> _Problem to work on_: Every line of the data below should be printed exactly.

> _The input_:

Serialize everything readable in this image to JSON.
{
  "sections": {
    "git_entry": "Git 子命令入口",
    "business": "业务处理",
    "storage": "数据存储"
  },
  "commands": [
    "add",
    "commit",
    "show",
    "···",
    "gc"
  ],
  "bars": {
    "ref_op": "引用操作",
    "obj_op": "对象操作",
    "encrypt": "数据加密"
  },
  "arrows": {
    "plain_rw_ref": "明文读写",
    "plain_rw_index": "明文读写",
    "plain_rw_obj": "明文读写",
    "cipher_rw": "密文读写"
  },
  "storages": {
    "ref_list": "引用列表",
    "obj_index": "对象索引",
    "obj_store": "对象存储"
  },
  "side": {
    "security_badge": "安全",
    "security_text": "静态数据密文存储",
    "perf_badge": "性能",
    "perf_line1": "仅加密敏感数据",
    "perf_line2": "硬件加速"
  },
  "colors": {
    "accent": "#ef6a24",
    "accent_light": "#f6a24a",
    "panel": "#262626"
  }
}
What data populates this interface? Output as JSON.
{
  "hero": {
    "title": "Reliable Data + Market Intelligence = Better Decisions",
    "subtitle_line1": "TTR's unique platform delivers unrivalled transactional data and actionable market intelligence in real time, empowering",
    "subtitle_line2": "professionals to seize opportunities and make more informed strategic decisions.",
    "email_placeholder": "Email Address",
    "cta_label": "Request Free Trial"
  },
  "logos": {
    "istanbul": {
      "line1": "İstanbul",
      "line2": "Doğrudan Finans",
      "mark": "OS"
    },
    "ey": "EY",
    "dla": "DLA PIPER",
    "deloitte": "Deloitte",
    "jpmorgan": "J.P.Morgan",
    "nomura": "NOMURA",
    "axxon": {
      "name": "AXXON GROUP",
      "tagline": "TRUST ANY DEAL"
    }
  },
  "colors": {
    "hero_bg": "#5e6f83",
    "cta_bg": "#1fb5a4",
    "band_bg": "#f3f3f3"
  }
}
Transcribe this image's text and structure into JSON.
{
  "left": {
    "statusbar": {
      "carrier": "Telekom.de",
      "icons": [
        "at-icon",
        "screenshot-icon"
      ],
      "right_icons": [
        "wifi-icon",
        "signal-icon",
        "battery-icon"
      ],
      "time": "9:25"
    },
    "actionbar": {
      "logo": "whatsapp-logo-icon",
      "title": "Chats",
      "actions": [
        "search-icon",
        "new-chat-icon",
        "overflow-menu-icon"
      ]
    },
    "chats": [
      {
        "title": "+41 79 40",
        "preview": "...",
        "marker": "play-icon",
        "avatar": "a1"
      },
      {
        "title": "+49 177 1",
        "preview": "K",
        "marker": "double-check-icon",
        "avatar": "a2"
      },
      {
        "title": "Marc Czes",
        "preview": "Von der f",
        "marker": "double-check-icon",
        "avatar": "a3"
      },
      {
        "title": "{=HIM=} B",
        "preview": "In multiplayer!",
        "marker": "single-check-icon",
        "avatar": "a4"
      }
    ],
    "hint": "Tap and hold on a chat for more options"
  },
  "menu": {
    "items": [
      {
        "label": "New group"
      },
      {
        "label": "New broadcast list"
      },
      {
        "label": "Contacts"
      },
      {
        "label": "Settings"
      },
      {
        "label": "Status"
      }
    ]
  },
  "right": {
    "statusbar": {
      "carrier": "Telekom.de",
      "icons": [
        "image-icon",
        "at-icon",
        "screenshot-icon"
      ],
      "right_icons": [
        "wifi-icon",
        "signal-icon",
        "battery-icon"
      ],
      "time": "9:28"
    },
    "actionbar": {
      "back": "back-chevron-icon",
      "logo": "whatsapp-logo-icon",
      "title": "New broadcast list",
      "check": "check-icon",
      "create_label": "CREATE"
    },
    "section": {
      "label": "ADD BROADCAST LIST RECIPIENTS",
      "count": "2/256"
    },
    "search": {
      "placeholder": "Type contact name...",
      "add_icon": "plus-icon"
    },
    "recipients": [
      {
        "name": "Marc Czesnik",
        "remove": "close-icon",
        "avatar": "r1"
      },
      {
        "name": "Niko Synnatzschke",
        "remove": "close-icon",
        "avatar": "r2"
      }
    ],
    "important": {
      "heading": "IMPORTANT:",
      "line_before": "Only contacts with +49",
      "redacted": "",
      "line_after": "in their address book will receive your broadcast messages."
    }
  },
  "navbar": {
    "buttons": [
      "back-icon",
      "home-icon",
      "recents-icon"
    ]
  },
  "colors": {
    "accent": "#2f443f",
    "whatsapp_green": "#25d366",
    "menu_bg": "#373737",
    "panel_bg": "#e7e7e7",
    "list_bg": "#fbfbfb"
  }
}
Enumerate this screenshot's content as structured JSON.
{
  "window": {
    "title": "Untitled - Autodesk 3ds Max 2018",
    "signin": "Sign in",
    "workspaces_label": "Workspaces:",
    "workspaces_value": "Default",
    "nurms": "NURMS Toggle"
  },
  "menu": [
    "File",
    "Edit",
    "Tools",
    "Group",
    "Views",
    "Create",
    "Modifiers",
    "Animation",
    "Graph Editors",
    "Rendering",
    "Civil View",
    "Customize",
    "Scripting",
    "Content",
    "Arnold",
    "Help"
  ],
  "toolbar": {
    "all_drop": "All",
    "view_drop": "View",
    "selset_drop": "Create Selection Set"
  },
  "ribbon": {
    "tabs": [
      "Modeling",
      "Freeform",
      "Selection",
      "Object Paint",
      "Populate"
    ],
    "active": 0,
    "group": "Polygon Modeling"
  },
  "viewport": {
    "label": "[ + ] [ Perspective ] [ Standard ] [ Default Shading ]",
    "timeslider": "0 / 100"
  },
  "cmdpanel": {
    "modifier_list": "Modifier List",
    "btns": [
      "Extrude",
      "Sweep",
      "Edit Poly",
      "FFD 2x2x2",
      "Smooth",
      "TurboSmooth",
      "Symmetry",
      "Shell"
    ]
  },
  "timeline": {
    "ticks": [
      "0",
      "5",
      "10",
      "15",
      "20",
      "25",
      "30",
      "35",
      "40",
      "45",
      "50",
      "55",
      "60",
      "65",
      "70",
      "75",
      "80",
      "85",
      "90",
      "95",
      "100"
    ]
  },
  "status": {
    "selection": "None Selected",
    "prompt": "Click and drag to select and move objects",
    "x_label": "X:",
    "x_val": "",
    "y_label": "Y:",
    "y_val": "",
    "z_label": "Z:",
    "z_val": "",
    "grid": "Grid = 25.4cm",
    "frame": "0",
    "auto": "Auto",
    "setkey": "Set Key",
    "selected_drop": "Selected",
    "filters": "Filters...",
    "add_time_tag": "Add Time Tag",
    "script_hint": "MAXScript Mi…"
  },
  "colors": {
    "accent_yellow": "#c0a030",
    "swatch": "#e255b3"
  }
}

> _Exercise output_:
Serialize everything readable in this image to JSON.
{
  "sections": {
    "git_entry": "Git 子命令入口",
    "business": "业务处理",
    "storage": "数据存储"
  },
  "commands": [
    "add",
    "commit",
    "show",
    "···",
    "gc"
  ],
  "bars": {
    "ref_op": "引用操作",
    "obj_op": "对象操作",
    "encrypt": "数据加密"
  },
  "arrows": {
    "plain_rw_ref": "明文读写",
    "plain_rw_index": "明文读写",
    "plain_rw_obj": "明文读写",
    "cipher_rw": "密文读写"
  },
  "storages": {
    "ref_list": "引用列表",
    "obj_index": "对象索引",
    "obj_store": "对象存储"
  },
  "side": {
    "security_badge": "安全",
    "security_text": "静态数据密文存储",
    "perf_badge": "性能",
    "perf_line1": "仅加密敏感数据",
    "perf_line2": "硬件加速"
  },
  "colors": {
    "accent": "#ef6a24",
    "accent_light": "#f6a24a",
    "panel": "#262626"
  }
}
What data populates this interface? Output as JSON.
{
  "hero": {
    "title": "Reliable Data + Market Intelligence = Better Decisions",
    "subtitle_line1": "TTR's unique platform delivers unrivalled transactional data and actionable market intelligence in real time, empowering",
    "subtitle_line2": "professionals to seize opportunities and make more informed strategic decisions.",
    "email_placeholder": "Email Address",
    "cta_label": "Request Free Trial"
  },
  "logos": {
    "istanbul": {
      "line1": "İstanbul",
      "line2": "Doğrudan Finans",
      "mark": "OS"
    },
    "ey": "EY",
    "dla": "DLA PIPER",
    "deloitte": "Deloitte",
    "jpmorgan": "J.P.Morgan",
    "nomura": "NOMURA",
    "axxon": {
      "name": "AXXON GROUP",
      "tagline": "TRUST ANY DEAL"
    }
  },
  "colors": {
    "hero_bg": "#5e6f83",
    "cta_bg": "#1fb5a4",
    "band_bg": "#f3f3f3"
  }
}
Transcribe this image's text and structure into JSON.
{
  "left": {
    "statusbar": {
      "carrier": "Telekom.de",
      "icons": [
        "at-icon",
        "screenshot-icon"
      ],
      "right_icons": [
        "wifi-icon",
        "signal-icon",
        "battery-icon"
      ],
      "time": "9:25"
    },
    "actionbar": {
      "logo": "whatsapp-logo-icon",
      "title": "Chats",
      "actions": [
        "search-icon",
        "new-chat-icon",
        "overflow-menu-icon"
      ]
    },
    "chats": [
      {
        "title": "+41 79 40",
        "preview": "...",
        "marker": "play-icon",
        "avatar": "a1"
      },
      {
        "title": "+49 177 1",
        "preview": "K",
        "marker": "double-check-icon",
        "avatar": "a2"
      },
      {
        "title": "Marc Czes",
        "preview": "Von der f",
        "marker": "double-check-icon",
        "avatar": "a3"
      },
      {
        "title": "{=HIM=} B",
        "preview": "In multiplayer!",
        "marker": "single-check-icon",
        "avatar": "a4"
      }
    ],
    "hint": "Tap and hold on a chat for more options"
  },
  "menu": {
    "items": [
      {
        "label": "New group"
      },
      {
        "label": "New broadcast list"
      },
      {
        "label": "Contacts"
      },
      {
        "label": "Settings"
      },
      {
        "label": "Status"
      }
    ]
  },
  "right": {
    "statusbar": {
      "carrier": "Telekom.de",
      "icons": [
        "image-icon",
        "at-icon",
        "screenshot-icon"
      ],
      "right_icons": [
        "wifi-icon",
        "signal-icon",
        "battery-icon"
      ],
      "time": "9:28"
    },
    "actionbar": {
      "back": "back-chevron-icon",
      "logo": "whatsapp-logo-icon",
      "title": "New broadcast list",
      "check": "check-icon",
      "create_label": "CREATE"
    },
    "section": {
      "label": "ADD BROADCAST LIST RECIPIENTS",
      "count": "2/256"
    },
    "search": {
      "placeholder": "Type contact name...",
      "add_icon": "plus-icon"
    },
    "recipients": [
      {
        "name": "Marc Czesnik",
        "remove": "close-icon",
        "avatar": "r1"
      },
      {
        "name": "Niko Synnatzschke",
        "remove": "close-icon",
        "avatar": "r2"
      }
    ],
    "important": {
      "heading": "IMPORTANT:",
      "line_before": "Only contacts with +49",
      "redacted": "",
      "line_after": "in their address book will receive your broadcast messages."
    }
  },
  "navbar": {
    "buttons": [
      "back-icon",
      "home-icon",
      "recents-icon"
    ]
  },
  "colors": {
    "accent": "#2f443f",
    "whatsapp_green": "#25d366",
    "menu_bg": "#373737",
    "panel_bg": "#e7e7e7",
    "list_bg": "#fbfbfb"
  }
}
Enumerate this screenshot's content as structured JSON.
{
  "window": {
    "title": "Untitled - Autodesk 3ds Max 2018",
    "signin": "Sign in",
    "workspaces_label": "Workspaces:",
    "workspaces_value": "Default",
    "nurms": "NURMS Toggle"
  },
  "menu": [
    "File",
    "Edit",
    "Tools",
    "Group",
    "Views",
    "Create",
    "Modifiers",
    "Animation",
    "Graph Editors",
    "Rendering",
    "Civil View",
    "Customize",
    "Scripting",
    "Content",
    "Arnold",
    "Help"
  ],
  "toolbar": {
    "all_drop": "All",
    "view_drop": "View",
    "selset_drop": "Create Selection Set"
  },
  "ribbon": {
    "tabs": [
      "Modeling",
      "Freeform",
      "Selection",
      "Object Paint",
      "Populate"
    ],
    "active": 0,
    "group": "Polygon Modeling"
  },
  "viewport": {
    "label": "[ + ] [ Perspective ] [ Standard ] [ Default Shading ]",
    "timeslider": "0 / 100"
  },
  "cmdpanel": {
    "modifier_list": "Modifier List",
    "btns": [
      "Extrude",
      "Sweep",
      "Edit Poly",
      "FFD 2x2x2",
      "Smooth",
      "TurboSmooth",
      "Symmetry",
      "Shell"
    ]
  },
  "timeline": {
    "ticks": [
      "0",
      "5",
      "10",
      "15",
      "20",
      "25",
      "30",
      "35",
      "40",
      "45",
      "50",
      "55",
      "60",
      "65",
      "70",
      "75",
      "80",
      "85",
      "90",
      "95",
      "100"
    ]
  },
  "status": {
    "selection": "None Selected",
    "prompt": "Click and drag to select and move objects",
    "x_label": "X:",
    "x_val": "",
    "y_label": "Y:",
    "y_val": "",
    "z_label": "Z:",
    "z_val": "",
    "grid": "Grid = 25.4cm",
    "frame": "0",
    "auto": "Auto",
    "setkey": "Set Key",
    "selected_drop": "Selected",
    "filters": "Filters...",
    "add_time_tag": "Add Time Tag",
    "script_hint": "MAXScript Mi…"
  },
  "colors": {
    "accent_yellow": "#c0a030",
    "swatch": "#e255b3"
  }
}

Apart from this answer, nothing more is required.